  • Most people will be able to go home the same day of their surgery or will require one night in hospital
  • Before you leave the hospital, you will have information about physiotherapy- a vital part of recovery after your surgery
  • Someone should be available to stay with you and provide additional support if needed when you return home from the hospital. This is particularly important in the first 24 hours after your surgery
  • You will have several small waterproof dressings on your knee which should stay in place until you see your surgeon, usually 10-14 days after your operation
  • It is important to see the physiotherapist and follow the program carefully to ensure that your operation has the best chance of success
  • Everyone is different but most people are able to resume normal activities by 6 weeks
  • Most people are advised to use crutches for a period after their operation for additional support
  • Your surgeon may recommend avoiding strenuous activities and sports for a longer period of time, depending on the operation you have had. If you have had your meniscus repaired, it may be 3 months before you can return to sport
  • Provided your pain is well controlled and you have recovered adequately from your anaesthetic, you are able to walk with crutches the same day
  • Generally, we advise that patients may not drive in the first 4-6 weeks after meniscus surgery. After this period, it is important to be sure you could make an emergency stop if required before resuming driving. We also recommend checking with your car insurance provider to ensure they do not have rules regarding surgery and driving. If you do not comply with these rules, they may not cover you in the event of an accident
  • This depends on the type of work you do. People with a sedentary job may feel they are able to return to work soon after surgery. If your job is very active, you may require 6 weeks or longer before return to work is advised
  • You should talk to your surgeon about what is right for you
  • This might be different for each patient. It depends on a number of factors including the surgery and the type of sport however, it would be normal to be advised to avoid sports and training for at least 6 weeks after your surgery. If your meniscus has been repaired, it may be 3 months or longer before this is recommended
  • Immediately after your surgery, you will have a bulky dressing which is not waterproof. This is usually removed the following day and the dressings underneath are waterproof
  • Your waterproof dressing should stay in place until you see your surgeon to check your wound, 10-14 days after your surgery
  • You will receive information about your next appointment before you leave the hospital
  • You will see your surgeon 10-14 days after your surgery to check your wound and then again 6 weeks after your operation
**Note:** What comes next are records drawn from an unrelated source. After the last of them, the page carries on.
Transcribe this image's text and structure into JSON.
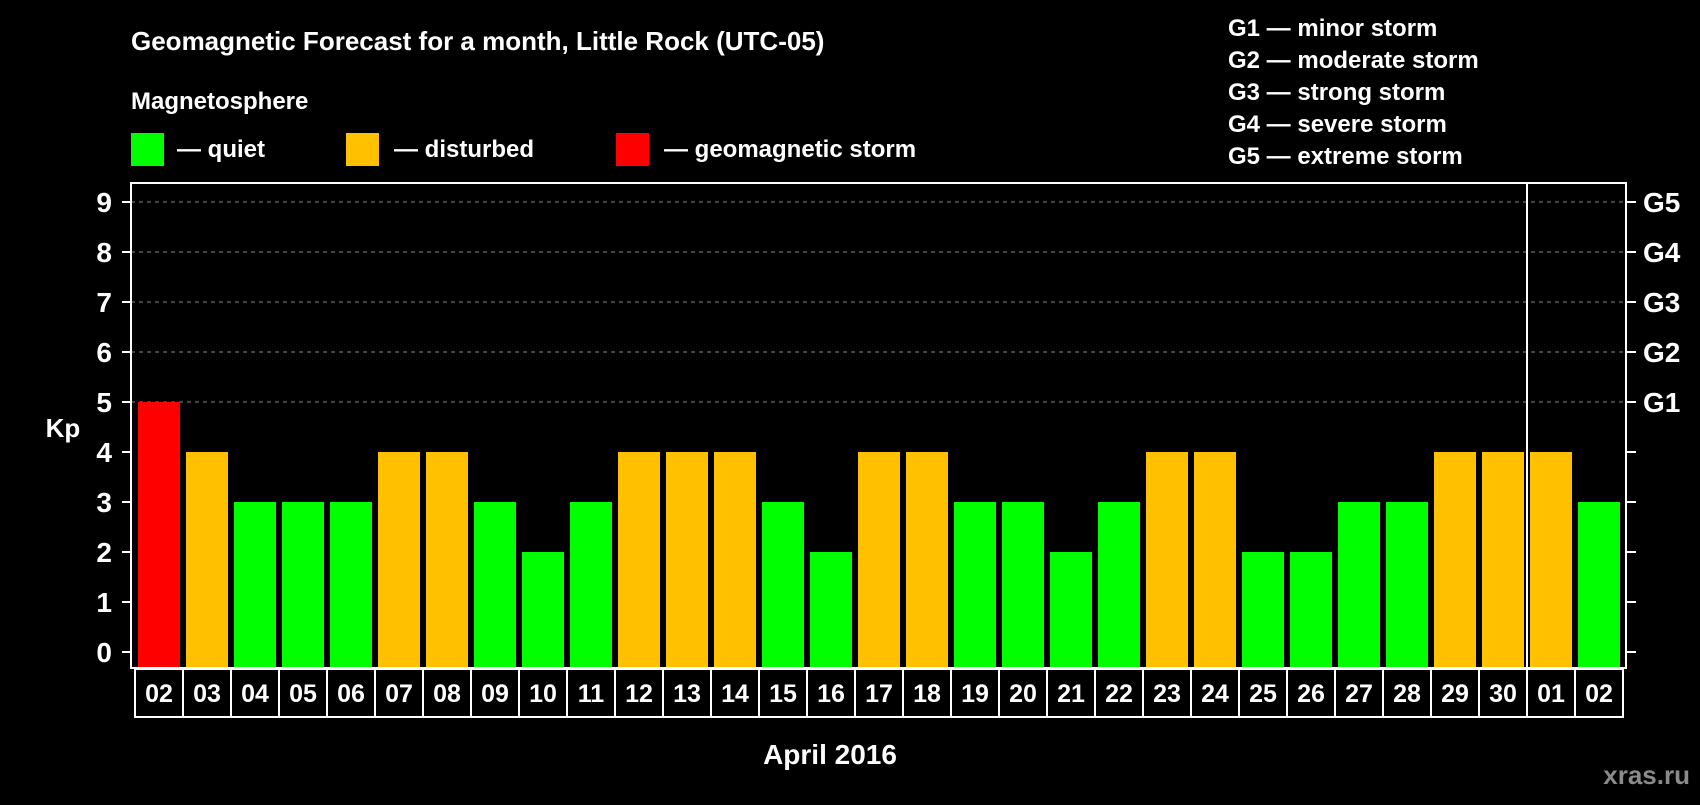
{
  "chart_data": {
    "type": "bar",
    "title": "Geomagnetic Forecast for a month, Little Rock (UTC-05)",
    "subtitle": "Magnetosphere",
    "xlabel": "April 2016",
    "ylabel": "Kp",
    "ylim": [
      0,
      9
    ],
    "yticks": [
      "0",
      "1",
      "2",
      "3",
      "4",
      "5",
      "6",
      "7",
      "8",
      "9"
    ],
    "right_ticks": [
      {
        "value": 5,
        "label": "G1"
      },
      {
        "value": 6,
        "label": "G2"
      },
      {
        "value": 7,
        "label": "G3"
      },
      {
        "value": 8,
        "label": "G4"
      },
      {
        "value": 9,
        "label": "G5"
      }
    ],
    "grid": "dashed horizontal at Kp 5-9",
    "categories": [
      "02",
      "03",
      "04",
      "05",
      "06",
      "07",
      "08",
      "09",
      "10",
      "11",
      "12",
      "13",
      "14",
      "15",
      "16",
      "17",
      "18",
      "19",
      "20",
      "21",
      "22",
      "23",
      "24",
      "25",
      "26",
      "27",
      "28",
      "29",
      "30",
      "01",
      "02"
    ],
    "values": [
      5,
      4,
      3,
      3,
      3,
      4,
      4,
      3,
      2,
      3,
      4,
      4,
      4,
      3,
      2,
      4,
      4,
      3,
      3,
      2,
      3,
      4,
      4,
      2,
      2,
      3,
      3,
      4,
      4,
      4,
      3
    ],
    "month_divider_before_index": 29,
    "legend": [
      {
        "label": "— quiet",
        "color": "#00ff00"
      },
      {
        "label": "— disturbed",
        "color": "#ffc000"
      },
      {
        "label": "— geomagnetic storm",
        "color": "#ff0000"
      }
    ],
    "storm_scale": [
      "G1 — minor storm",
      "G2 — moderate storm",
      "G3 — strong storm",
      "G4 — severe storm",
      "G5 — extreme storm"
    ],
    "watermark": "xras.ru"
  }
}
  • If you have chest pain, shortness of breath or other serious problems, you should seek emergency attention without delay
  • If you are there is a problem with your wound or if you have other concerns about your progress, you should contact your surgeon who will advise you on the best course of action